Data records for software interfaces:
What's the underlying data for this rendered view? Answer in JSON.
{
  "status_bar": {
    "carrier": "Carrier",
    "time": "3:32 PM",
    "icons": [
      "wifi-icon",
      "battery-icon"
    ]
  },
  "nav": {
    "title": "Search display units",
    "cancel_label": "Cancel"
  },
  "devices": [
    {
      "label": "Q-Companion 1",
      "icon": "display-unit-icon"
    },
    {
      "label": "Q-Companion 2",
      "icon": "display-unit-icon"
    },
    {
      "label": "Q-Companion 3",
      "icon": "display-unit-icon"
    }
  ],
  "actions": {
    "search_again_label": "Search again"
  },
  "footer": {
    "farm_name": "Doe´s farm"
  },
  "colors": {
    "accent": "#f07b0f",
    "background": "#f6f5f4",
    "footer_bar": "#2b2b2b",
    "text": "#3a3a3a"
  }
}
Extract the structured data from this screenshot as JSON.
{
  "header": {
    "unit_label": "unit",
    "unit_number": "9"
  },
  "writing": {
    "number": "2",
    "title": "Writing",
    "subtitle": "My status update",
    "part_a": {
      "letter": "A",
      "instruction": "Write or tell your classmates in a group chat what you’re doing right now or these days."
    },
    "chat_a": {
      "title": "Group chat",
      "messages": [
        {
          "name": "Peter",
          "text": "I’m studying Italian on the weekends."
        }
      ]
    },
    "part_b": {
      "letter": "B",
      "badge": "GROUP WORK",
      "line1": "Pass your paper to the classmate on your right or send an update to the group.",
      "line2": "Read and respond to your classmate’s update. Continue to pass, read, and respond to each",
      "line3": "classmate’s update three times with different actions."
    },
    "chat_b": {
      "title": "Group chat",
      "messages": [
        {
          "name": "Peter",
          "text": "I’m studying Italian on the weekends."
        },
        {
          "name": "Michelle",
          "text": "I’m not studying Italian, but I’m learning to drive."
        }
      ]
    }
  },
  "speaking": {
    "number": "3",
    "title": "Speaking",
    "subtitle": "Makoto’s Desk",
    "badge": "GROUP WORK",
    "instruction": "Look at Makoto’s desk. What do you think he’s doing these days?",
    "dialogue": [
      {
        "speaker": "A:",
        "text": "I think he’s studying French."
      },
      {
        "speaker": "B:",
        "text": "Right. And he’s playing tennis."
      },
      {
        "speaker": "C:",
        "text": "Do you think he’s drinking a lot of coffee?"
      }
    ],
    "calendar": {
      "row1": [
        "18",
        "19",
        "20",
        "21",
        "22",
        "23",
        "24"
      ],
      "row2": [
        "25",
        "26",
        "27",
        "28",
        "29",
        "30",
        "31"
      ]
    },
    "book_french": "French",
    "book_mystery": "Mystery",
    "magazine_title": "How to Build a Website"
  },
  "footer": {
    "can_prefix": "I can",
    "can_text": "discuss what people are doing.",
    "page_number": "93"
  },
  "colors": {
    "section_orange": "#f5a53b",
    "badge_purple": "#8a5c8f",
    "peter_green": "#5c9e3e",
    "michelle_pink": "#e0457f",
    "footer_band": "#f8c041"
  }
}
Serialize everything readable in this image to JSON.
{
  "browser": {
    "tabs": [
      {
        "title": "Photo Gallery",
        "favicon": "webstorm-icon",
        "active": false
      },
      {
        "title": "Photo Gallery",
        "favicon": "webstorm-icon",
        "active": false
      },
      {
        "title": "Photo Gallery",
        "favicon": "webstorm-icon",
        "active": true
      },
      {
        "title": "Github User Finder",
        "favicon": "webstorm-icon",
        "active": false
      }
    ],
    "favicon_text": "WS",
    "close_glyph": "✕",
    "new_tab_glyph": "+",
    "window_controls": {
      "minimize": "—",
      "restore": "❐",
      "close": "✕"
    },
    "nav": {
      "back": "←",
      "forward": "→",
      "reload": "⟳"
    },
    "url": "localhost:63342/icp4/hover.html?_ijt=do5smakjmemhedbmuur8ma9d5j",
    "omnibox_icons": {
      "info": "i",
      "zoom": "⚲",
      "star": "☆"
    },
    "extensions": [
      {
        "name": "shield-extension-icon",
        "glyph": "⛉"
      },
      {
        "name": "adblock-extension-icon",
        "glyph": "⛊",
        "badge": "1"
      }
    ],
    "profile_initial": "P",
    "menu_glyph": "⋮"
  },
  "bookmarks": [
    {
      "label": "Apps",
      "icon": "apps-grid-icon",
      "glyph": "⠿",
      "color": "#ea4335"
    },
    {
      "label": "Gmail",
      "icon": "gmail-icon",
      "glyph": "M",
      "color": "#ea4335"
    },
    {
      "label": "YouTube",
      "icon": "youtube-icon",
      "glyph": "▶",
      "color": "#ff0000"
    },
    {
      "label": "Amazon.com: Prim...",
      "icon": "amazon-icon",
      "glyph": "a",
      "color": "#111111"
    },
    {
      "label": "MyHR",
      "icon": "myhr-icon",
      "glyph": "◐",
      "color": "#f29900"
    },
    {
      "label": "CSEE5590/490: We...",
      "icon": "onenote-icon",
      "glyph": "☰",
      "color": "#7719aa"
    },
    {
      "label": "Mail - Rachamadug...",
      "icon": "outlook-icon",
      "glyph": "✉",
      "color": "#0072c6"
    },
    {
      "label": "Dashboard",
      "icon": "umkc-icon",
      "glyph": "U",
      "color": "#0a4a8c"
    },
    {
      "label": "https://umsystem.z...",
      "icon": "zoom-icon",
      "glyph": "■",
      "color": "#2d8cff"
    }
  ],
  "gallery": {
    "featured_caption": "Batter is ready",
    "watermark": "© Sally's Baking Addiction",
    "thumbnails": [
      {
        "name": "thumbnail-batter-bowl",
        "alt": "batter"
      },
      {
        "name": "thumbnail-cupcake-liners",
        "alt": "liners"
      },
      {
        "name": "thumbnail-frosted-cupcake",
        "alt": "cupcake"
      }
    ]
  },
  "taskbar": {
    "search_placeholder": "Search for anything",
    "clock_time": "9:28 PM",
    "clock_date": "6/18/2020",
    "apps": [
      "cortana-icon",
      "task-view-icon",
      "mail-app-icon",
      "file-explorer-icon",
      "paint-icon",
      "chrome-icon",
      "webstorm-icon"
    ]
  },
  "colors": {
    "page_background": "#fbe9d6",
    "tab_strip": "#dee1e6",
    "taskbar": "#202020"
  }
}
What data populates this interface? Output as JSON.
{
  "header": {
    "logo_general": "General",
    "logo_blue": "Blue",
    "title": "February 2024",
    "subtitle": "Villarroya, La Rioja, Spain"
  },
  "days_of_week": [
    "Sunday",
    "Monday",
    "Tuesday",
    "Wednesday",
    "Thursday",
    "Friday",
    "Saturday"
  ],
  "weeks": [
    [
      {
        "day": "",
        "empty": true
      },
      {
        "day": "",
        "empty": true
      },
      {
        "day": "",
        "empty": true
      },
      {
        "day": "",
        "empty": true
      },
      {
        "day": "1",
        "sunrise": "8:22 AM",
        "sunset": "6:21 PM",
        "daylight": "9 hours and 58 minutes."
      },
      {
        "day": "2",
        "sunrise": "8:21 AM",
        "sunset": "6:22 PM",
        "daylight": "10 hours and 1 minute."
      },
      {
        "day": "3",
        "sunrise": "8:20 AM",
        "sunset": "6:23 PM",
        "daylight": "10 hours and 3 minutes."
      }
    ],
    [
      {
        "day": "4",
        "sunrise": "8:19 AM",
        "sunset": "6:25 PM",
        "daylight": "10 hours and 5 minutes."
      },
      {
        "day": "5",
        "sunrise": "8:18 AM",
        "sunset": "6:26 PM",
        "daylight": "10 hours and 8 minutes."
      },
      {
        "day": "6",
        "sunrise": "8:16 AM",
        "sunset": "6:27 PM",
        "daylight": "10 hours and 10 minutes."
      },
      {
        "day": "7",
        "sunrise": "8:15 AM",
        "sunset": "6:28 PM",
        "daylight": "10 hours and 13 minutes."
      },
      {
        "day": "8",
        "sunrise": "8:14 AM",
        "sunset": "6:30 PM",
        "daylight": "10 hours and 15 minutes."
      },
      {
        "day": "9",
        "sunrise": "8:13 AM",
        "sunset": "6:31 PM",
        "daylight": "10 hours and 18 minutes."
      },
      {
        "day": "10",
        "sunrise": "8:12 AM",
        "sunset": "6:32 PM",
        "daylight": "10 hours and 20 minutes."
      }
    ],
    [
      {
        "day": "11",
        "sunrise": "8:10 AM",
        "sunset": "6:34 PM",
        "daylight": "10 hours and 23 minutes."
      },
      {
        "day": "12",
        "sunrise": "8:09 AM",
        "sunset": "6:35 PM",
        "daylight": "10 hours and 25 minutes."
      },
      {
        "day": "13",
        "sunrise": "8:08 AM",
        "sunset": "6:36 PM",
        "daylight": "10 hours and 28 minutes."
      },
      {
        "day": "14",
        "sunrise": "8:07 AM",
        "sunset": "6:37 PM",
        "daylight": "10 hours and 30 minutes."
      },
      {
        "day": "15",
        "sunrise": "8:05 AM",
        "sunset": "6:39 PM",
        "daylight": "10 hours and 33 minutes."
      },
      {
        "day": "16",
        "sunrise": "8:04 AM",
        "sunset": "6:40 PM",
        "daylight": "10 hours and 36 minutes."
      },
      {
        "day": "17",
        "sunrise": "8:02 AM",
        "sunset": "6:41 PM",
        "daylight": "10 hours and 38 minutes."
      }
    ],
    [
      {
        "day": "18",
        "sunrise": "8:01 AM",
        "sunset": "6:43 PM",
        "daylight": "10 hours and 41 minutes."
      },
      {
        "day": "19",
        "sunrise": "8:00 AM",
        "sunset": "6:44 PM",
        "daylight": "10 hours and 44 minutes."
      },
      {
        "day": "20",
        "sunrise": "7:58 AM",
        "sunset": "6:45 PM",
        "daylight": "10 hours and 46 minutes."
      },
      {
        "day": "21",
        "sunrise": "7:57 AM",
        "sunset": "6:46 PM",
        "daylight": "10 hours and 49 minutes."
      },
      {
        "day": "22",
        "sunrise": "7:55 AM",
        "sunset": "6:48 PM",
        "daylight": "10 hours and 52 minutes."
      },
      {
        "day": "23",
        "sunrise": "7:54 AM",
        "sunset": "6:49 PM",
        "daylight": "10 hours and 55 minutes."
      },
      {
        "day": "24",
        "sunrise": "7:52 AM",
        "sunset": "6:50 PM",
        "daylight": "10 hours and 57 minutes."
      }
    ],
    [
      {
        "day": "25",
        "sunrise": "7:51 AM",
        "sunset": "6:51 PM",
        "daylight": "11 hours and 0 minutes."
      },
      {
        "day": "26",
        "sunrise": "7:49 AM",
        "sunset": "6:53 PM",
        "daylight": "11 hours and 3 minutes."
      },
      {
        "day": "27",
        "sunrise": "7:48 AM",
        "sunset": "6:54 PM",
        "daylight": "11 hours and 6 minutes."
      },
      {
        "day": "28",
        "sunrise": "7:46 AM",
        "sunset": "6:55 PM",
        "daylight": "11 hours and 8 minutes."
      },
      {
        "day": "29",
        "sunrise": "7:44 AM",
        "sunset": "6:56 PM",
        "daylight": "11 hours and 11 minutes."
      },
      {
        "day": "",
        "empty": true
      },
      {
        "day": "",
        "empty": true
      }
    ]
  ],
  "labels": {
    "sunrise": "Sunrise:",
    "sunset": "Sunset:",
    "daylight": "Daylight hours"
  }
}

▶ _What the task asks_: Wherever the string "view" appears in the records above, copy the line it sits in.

▶ _Exercise answer_:
What's the underlying data for this rendered view? Answer in JSON.
      "task-view-icon",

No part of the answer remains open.